All three levels of government—federal, state, and local—contribute to education funding.
The share of education funding that federal, state, and local governments provide has changed significantly over time. Historically, elementary and secondary education was funded largely by local governments and states played only a supporting role. Today, states play a large and increasing role in education funding, a trend that emerged in the 1970s when state spending first overtook education spending by local governments. Federal funding has always been minor with respect to total direct elementary and secondary education spending, though the federal government’s role in education funding has slowly increased, along with the role of the federal government in education policy.
Through the U.S. Department of Education, the federal government provides nearly $79 billion a year on primary and secondary education programs. Other federal agencies that administer funding for primary and secondary education include the Department of Agriculture, which coordinates the funding for the child nutrition programs; the Department of Health and Human Services, which supports the Head Start program; and the Department of Labor, which supports Youth Employment and Training Activities and Youthbuild.
Federal education funding is distributed to states and school districts though a variety of formulas and competitive grant programs.

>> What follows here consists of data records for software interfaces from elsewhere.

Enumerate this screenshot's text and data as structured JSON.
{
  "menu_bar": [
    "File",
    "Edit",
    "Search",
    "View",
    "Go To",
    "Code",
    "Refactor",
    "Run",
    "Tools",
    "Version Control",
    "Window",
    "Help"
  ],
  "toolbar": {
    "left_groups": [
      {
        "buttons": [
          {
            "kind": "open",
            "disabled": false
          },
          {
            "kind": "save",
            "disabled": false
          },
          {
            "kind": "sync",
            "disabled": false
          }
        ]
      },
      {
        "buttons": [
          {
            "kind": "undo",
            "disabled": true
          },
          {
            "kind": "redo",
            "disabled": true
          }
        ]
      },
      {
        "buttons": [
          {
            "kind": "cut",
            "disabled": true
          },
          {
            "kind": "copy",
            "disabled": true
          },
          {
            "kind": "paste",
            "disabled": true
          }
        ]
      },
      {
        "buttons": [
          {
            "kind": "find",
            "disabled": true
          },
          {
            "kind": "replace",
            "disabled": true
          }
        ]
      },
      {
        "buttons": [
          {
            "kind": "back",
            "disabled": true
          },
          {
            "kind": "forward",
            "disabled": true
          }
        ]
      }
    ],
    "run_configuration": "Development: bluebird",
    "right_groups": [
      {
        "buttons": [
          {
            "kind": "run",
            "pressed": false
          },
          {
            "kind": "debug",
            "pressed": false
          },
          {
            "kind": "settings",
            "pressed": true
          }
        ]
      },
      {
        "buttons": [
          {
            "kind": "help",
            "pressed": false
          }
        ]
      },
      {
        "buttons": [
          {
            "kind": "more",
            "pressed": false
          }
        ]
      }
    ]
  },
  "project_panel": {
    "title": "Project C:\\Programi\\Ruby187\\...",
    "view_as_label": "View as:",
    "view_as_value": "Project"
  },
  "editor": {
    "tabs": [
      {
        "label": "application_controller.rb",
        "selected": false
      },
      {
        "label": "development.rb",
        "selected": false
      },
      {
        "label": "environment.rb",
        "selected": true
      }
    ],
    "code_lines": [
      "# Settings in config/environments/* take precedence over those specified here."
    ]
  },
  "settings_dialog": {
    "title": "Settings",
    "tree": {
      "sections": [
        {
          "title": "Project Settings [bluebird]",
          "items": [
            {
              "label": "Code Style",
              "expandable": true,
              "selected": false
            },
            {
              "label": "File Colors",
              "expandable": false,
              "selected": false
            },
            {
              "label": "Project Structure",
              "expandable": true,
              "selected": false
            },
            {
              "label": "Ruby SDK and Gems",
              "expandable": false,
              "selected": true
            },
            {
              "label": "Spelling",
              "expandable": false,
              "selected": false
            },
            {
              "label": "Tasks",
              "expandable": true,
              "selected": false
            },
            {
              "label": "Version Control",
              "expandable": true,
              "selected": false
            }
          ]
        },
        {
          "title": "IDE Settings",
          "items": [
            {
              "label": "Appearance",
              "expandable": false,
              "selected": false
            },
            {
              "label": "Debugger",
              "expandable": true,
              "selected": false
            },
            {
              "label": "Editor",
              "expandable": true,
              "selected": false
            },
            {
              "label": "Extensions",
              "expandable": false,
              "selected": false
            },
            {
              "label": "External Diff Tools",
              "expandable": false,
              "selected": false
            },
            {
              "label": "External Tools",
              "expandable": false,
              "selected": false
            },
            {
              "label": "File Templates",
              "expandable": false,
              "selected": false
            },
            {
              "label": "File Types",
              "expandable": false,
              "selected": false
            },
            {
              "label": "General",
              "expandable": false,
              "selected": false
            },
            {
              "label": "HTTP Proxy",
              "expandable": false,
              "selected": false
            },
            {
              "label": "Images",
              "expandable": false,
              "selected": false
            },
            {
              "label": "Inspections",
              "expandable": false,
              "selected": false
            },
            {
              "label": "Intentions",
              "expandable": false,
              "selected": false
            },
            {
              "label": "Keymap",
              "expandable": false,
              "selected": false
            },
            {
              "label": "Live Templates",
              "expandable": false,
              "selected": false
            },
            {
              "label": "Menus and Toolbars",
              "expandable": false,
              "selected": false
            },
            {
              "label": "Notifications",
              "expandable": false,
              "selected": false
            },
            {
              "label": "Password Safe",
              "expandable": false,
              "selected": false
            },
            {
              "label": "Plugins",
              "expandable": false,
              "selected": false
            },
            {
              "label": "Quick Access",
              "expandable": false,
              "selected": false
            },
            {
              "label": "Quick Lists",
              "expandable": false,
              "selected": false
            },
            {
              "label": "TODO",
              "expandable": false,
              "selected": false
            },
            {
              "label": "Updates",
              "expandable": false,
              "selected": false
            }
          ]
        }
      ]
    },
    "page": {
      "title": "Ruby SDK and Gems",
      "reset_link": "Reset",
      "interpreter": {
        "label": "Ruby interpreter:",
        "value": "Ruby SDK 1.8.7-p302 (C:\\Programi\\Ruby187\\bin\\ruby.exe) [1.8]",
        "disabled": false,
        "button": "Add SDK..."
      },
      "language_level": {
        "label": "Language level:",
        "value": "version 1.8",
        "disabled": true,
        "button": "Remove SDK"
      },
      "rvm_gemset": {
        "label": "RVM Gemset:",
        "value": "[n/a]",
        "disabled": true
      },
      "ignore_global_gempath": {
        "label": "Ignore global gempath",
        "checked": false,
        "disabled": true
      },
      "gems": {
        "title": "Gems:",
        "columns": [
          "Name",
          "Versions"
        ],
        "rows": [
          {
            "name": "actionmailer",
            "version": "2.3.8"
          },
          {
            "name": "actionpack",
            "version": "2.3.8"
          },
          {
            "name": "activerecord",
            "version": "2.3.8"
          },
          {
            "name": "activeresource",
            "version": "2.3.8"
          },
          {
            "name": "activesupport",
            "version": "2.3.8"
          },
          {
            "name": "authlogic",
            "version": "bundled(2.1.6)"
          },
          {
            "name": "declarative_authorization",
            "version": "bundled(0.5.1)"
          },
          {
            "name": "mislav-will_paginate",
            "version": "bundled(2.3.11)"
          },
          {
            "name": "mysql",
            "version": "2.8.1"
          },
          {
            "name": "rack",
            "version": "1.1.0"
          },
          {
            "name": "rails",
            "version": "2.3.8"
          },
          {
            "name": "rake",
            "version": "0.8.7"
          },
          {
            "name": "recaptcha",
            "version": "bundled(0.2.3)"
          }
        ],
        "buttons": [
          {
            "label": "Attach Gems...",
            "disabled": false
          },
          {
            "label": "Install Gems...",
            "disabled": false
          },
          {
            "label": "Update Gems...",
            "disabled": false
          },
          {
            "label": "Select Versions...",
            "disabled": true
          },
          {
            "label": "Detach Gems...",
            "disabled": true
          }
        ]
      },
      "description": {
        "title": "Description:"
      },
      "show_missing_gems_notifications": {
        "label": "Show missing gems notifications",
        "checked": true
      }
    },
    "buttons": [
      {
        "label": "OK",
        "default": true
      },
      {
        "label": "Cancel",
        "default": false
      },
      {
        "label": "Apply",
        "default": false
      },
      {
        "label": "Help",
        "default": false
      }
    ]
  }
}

States rely primarily on income and sales taxes to fund elementary and secondary education. State legislatures generally determine the level and distribution of funding.
State funding for elementary and secondary education is generally distributed by formula. Many states use funding formulas that provide funding based on the number of pupils in a district.
The share of total education funding provided by the state government differs from state to state. States that rely heavily on local property taxes instead of state funding to fund elementary and secondary education, often have larger funding disparities among school districts in the state.
Property taxes support most of the funding that local government provides for education. Wealthier, property-rich localities have the ability to collect more in property taxes. Having more resources to draw from enables the district to keep tax rates low while still providing adequate funding to their local school districts. Poorer communities with less of a property tax base may have higher tax rates, but still raise less funding to support the local school district. This can often mean that children who live in low-income communities with the highest needs go to schools with fewest least resources, the least qualified teachers, and substandard school facilities.
From the New America Foundation • Data source: National Center for Education Statistics